> _WHAT TO DO_: Could you set down the full listing, unchanged?

> _INFORMATION PROVIDED_:
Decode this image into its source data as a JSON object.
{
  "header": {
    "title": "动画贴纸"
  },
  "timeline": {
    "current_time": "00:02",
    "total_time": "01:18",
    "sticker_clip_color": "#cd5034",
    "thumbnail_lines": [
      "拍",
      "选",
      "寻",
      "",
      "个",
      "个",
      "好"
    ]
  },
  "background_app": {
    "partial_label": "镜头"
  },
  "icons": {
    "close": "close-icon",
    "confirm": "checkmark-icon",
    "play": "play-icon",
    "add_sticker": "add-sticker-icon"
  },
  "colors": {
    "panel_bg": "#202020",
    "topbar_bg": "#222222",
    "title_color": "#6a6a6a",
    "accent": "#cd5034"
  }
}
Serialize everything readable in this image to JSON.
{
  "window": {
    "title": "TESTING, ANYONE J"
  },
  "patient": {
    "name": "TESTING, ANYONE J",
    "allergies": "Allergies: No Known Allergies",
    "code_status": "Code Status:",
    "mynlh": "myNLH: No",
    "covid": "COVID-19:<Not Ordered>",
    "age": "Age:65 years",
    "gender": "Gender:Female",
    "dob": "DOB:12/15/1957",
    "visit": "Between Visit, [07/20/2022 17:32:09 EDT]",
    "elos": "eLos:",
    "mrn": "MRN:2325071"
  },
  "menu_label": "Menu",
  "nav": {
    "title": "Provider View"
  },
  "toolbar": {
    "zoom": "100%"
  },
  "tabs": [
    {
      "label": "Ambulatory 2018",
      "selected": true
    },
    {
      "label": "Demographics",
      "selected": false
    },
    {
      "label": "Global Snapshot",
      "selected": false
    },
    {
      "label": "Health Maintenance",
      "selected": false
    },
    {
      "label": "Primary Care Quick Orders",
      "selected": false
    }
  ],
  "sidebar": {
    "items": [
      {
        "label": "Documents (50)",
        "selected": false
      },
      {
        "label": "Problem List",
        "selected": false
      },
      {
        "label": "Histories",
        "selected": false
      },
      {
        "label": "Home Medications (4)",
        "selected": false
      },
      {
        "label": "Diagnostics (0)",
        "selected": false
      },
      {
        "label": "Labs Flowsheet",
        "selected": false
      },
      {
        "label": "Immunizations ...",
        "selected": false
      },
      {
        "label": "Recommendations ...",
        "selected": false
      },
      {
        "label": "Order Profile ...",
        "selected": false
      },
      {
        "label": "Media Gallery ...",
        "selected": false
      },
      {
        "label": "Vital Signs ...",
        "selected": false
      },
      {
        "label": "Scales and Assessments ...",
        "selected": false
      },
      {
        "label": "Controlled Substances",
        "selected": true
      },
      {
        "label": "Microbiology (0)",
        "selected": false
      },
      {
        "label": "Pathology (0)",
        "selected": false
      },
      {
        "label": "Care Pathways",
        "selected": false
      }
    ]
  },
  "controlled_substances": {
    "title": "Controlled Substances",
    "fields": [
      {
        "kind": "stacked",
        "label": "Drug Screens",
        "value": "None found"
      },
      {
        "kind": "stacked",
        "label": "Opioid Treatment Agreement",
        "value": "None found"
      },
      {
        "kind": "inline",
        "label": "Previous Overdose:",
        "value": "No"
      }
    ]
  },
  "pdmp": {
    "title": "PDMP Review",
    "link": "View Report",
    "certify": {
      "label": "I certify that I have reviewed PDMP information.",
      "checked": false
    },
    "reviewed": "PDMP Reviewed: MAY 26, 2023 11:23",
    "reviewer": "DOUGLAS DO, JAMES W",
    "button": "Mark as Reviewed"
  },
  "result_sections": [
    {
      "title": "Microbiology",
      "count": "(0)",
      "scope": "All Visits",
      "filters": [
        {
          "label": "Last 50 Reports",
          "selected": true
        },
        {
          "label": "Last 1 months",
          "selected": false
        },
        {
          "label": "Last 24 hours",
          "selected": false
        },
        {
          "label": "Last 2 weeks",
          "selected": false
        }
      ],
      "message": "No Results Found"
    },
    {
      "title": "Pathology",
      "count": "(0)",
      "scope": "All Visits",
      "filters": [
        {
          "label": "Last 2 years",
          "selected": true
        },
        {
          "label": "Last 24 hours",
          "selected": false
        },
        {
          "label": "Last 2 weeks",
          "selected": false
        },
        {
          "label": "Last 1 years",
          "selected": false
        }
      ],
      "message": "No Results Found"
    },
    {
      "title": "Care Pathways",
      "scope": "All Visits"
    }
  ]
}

> _RESPONSE_:
Decode this image into its source data as a JSON object.
{
  "header": {
    "title": "动画贴纸"
  },
  "timeline": {
    "current_time": "00:02",
    "total_time": "01:18",
    "sticker_clip_color": "#cd5034",
    "thumbnail_lines": [
      "拍",
      "选",
      "寻",
      "",
      "个",
      "个",
      "好"
    ]
  },
  "background_app": {
    "partial_label": "镜头"
  },
  "icons": {
    "close": "close-icon",
    "confirm": "checkmark-icon",
    "play": "play-icon",
    "add_sticker": "add-sticker-icon"
  },
  "colors": {
    "panel_bg": "#202020",
    "topbar_bg": "#222222",
    "title_color": "#6a6a6a",
    "accent": "#cd5034"
  }
}
Serialize everything readable in this image to JSON.
{
  "window": {
    "title": "TESTING, ANYONE J"
  },
  "patient": {
    "name": "TESTING, ANYONE J",
    "allergies": "Allergies: No Known Allergies",
    "code_status": "Code Status:",
    "mynlh": "myNLH: No",
    "covid": "COVID-19:<Not Ordered>",
    "age": "Age:65 years",
    "gender": "Gender:Female",
    "dob": "DOB:12/15/1957",
    "visit": "Between Visit, [07/20/2022 17:32:09 EDT]",
    "elos": "eLos:",
    "mrn": "MRN:2325071"
  },
  "menu_label": "Menu",
  "nav": {
    "title": "Provider View"
  },
  "toolbar": {
    "zoom": "100%"
  },
  "tabs": [
    {
      "label": "Ambulatory 2018",
      "selected": true
    },
    {
      "label": "Demographics",
      "selected": false
    },
    {
      "label": "Global Snapshot",
      "selected": false
    },
    {
      "label": "Health Maintenance",
      "selected": false
    },
    {
      "label": "Primary Care Quick Orders",
      "selected": false
    }
  ],
  "sidebar": {
    "items": [
      {
        "label": "Documents (50)",
        "selected": false
      },
      {
        "label": "Problem List",
        "selected": false
      },
      {
        "label": "Histories",
        "selected": false
      },
      {
        "label": "Home Medications (4)",
        "selected": false
      },
      {
        "label": "Diagnostics (0)",
        "selected": false
      },
      {
        "label": "Labs Flowsheet",
        "selected": false
      },
      {
        "label": "Immunizations ...",
        "selected": false
      },
      {
        "label": "Recommendations ...",
        "selected": false
      },
      {
        "label": "Order Profile ...",
        "selected": false
      },
      {
        "label": "Media Gallery ...",
        "selected": false
      },
      {
        "label": "Vital Signs ...",
        "selected": false
      },
      {
        "label": "Scales and Assessments ...",
        "selected": false
      },
      {
        "label": "Controlled Substances",
        "selected": true
      },
      {
        "label": "Microbiology (0)",
        "selected": false
      },
      {
        "label": "Pathology (0)",
        "selected": false
      },
      {
        "label": "Care Pathways",
        "selected": false
      }
    ]
  },
  "controlled_substances": {
    "title": "Controlled Substances",
    "fields": [
      {
        "kind": "stacked",
        "label": "Drug Screens",
        "value": "None found"
      },
      {
        "kind": "stacked",
        "label": "Opioid Treatment Agreement",
        "value": "None found"
      },
      {
        "kind": "inline",
        "label": "Previous Overdose:",
        "value": "No"
      }
    ]
  },
  "pdmp": {
    "title": "PDMP Review",
    "link": "View Report",
    "certify": {
      "label": "I certify that I have reviewed PDMP information.",
      "checked": false
    },
    "reviewed": "PDMP Reviewed: MAY 26, 2023 11:23",
    "reviewer": "DOUGLAS DO, JAMES W",
    "button": "Mark as Reviewed"
  },
  "result_sections": [
    {
      "title": "Microbiology",
      "count": "(0)",
      "scope": "All Visits",
      "filters": [
        {
          "label": "Last 50 Reports",
          "selected": true
        },
        {
          "label": "Last 1 months",
          "selected": false
        },
        {
          "label": "Last 24 hours",
          "selected": false
        },
        {
          "label": "Last 2 weeks",
          "selected": false
        }
      ],
      "message": "No Results Found"
    },
    {
      "title": "Pathology",
      "count": "(0)",
      "scope": "All Visits",
      "filters": [
        {
          "label": "Last 2 years",
          "selected": true
        },
        {
          "label": "Last 24 hours",
          "selected": false
        },
        {
          "label": "Last 2 weeks",
          "selected": false
        },
        {
          "label": "Last 1 years",
          "selected": false
        }
      ],
      "message": "No Results Found"
    },
    {
      "title": "Care Pathways",
      "scope": "All Visits"
    }
  ]
}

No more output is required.